April 23, 2014 | By Peggy Orchowski | firstname.lastname@example.org
Some 30 members of the National Press Club's Books & Brunch group and guests turned out April 19 to brunch with author Russell Shorto, to ask questions and discuss at length his highly-enlightening light bulb-popping book "Amsterdam: the Most Liberal City In The World."
An American journalist and contributing editor for the New York Times Magazine, Shorto first revealed the largely-forgotten early history of New York City, originally known as New Amsterdam, and the founding Dutchmen who created a brand new progressive American culture in his book Island in the Center of the World, published in 2004.
After publishing Island in the Center of the World, Shorto became director of the John Adams Institute in Amsterdam and dug into the remarkable and unique history of Amsterdam. In the 1600s, the city was the center of enlightenment, publishing, grassroots democracy, mercantilism and the most tolerant city in Europe.

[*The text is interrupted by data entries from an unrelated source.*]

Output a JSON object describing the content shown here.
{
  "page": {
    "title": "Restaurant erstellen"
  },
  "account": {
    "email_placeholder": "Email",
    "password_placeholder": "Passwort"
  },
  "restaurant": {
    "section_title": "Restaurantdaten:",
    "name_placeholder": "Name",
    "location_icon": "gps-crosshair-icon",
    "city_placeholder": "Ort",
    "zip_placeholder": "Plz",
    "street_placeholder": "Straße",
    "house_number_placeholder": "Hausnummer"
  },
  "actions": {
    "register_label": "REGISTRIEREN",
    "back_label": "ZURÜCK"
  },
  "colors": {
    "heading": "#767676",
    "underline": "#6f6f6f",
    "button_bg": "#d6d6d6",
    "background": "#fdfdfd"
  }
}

Many members of the Press Club Travel Committee, which is planning a September trip to Amsterdam, attended the book club event, but the discussion was not about tourism. It was rather about the impact of the city’s history that is still seen and felt today including William the Orange’s remarkable progressiveness; Rembrandt’s epic paintings of citizens -- not noblemen or regal church leaders -- such as the Night Watchman, which President Barack Obama recently visited, and above all, that underlying atmosphere of cooperation and tolerance towards controversial behavior such as smoking marijuana and prostitution, known as "gedogen."
“It’s not that there are no regulations. Marijuana actually is illegal in Holland,” Shorto explained, but there is an attitude of “a slap on the wrist” or finding a way to tolerate behavior that may be illegal but that the general public accepts.
This tolerance came early on in Holland when the Catholic inquisition urged punishment of Protestants and the Dutch punished them with a wink and a nod. Now everyone knows marijuana can be bought and used readily in a “coffee shop” as compared to a "cafe," which serves coffee. But gedogen also causes the Dutch today to struggle with the memories of Anne Frank and to question the liberal boundaries of tolerance and "live and let live."
Probably the most shocking tolerance of all to Americans however is the lack of bike helmets. Hundreds of thousands of Dutch ride their bikes everywhere in Amsterdam with even small children on the handlebars, bike seats or bike wagons, the so-called “Dutch SUV." “But if you see anyone with a helmet, you can assume they are an American,” Shorto laughed.
After the discussion, attendees selected The Snow Leopard by Peter Matthiessen as the book to discuss on June 21. On May 17, the group will discuss Gone Girl by Gillian Flynn.
Books & Brunch normally meets the third Saturday of each month at the NPC's Fourth Estate Restaurant. Discussions are open to the public. Information is available from Jack Williams, Books & Brunch chairman, at email@example.com.